This is a continuation of my ‘Circle of Fifths‘ post.
The Order of Sharps and Flats
This will be another utility to use with the circle of 5ths to determine what key gets Flats or Sharps and how we determine them.
Order of #‘s: F C G D A E B (a saying I like to remember these notes is):
Order of b‘s: B E A D G C F (a saying to remember the flats is):
If you notice, the order of Flats is just the order of Sharps in reverse.
Now lets get workin’! Lets pick one of our keys from the cycle of fifths in diagram 2. Lets start with the key of A Major.
Notice this: the key of A Major is on the side where we have Sharps (#) in thiskey. to determine the sharps of the A key we will refer to the “order of Sharps (#)”.
Order of #‘s are as follows :
F C G D A E B
1 2 3 4 5 6 7
Since we see that the key of A Major has 3 sharps, we will just count up in our order of Sharps, 3 alphabet characters. F C G – These are our sharps in our key of A Major.
Let’s write out our key of A without identifying the sharps like this firsthand:
A B C D E F G A
We have determined that our sharps in the key of A Major are F C G, we were able to do this by using our circle of fifths corresponding with the order of Sharps. NOW, if we happen to pick a Eb key (has 3 b’s) we would be using the order of flats, but the same principles apply. we can now add our sharps symbols to our notes within our key to identify it as the “key of A major”. (F# C# G#)
A B C# D E F# G#

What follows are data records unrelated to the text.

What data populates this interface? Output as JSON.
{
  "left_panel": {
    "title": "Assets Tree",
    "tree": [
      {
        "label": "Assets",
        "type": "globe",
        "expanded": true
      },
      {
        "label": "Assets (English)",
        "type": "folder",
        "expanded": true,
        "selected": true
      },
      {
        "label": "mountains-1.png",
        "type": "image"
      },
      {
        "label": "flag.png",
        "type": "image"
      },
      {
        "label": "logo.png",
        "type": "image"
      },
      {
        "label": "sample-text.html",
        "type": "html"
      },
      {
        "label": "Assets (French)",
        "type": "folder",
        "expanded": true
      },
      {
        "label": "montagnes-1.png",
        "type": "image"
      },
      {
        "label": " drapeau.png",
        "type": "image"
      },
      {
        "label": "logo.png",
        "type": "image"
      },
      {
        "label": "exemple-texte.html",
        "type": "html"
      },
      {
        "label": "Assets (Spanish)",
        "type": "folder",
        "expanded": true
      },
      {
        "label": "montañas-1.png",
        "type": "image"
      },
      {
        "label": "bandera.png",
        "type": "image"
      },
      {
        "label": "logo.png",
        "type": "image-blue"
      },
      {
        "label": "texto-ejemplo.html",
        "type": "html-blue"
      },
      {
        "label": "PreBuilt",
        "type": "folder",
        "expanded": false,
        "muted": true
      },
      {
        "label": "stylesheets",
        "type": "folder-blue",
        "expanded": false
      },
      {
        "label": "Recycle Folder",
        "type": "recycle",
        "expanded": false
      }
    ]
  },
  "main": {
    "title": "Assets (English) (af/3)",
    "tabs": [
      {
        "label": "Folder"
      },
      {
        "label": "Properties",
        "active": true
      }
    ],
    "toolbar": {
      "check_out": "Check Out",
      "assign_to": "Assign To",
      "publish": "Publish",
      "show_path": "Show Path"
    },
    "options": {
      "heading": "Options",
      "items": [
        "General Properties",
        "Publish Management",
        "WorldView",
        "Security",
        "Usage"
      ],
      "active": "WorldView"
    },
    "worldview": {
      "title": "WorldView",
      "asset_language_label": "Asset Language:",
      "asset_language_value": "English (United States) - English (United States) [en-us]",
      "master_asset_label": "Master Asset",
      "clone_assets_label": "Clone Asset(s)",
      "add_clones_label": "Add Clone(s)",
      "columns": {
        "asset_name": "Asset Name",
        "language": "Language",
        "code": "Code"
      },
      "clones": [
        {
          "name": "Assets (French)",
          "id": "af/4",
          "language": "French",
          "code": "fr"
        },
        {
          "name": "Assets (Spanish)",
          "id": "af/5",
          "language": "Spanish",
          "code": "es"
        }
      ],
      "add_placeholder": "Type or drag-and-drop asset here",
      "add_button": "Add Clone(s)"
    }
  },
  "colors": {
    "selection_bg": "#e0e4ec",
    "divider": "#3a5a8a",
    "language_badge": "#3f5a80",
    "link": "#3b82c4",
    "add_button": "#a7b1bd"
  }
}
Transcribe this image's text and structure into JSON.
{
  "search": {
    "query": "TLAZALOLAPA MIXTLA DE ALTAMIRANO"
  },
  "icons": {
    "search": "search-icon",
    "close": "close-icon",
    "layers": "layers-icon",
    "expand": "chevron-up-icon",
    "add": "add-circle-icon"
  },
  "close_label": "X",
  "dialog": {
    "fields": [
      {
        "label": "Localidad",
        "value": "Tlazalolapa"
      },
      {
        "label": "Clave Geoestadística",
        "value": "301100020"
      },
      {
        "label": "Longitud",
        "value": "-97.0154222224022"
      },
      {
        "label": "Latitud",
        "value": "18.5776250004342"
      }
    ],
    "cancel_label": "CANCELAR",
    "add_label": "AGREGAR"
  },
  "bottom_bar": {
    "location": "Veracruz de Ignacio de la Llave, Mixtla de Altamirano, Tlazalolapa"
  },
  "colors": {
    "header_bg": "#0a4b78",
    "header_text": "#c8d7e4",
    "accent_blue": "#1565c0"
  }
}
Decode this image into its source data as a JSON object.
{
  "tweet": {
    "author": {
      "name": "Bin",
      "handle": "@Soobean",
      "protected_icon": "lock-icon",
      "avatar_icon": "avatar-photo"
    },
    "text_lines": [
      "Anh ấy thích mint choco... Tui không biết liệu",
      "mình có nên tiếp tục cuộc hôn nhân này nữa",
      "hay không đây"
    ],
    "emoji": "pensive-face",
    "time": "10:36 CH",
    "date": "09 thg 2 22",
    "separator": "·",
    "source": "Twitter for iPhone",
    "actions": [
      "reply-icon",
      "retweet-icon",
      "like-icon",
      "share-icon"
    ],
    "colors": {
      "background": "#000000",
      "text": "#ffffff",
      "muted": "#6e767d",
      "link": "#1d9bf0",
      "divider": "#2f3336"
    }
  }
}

We have successfully made our first key, we can use this key to form many things, such as scales & chords believe it or not! Lets see how we can do that!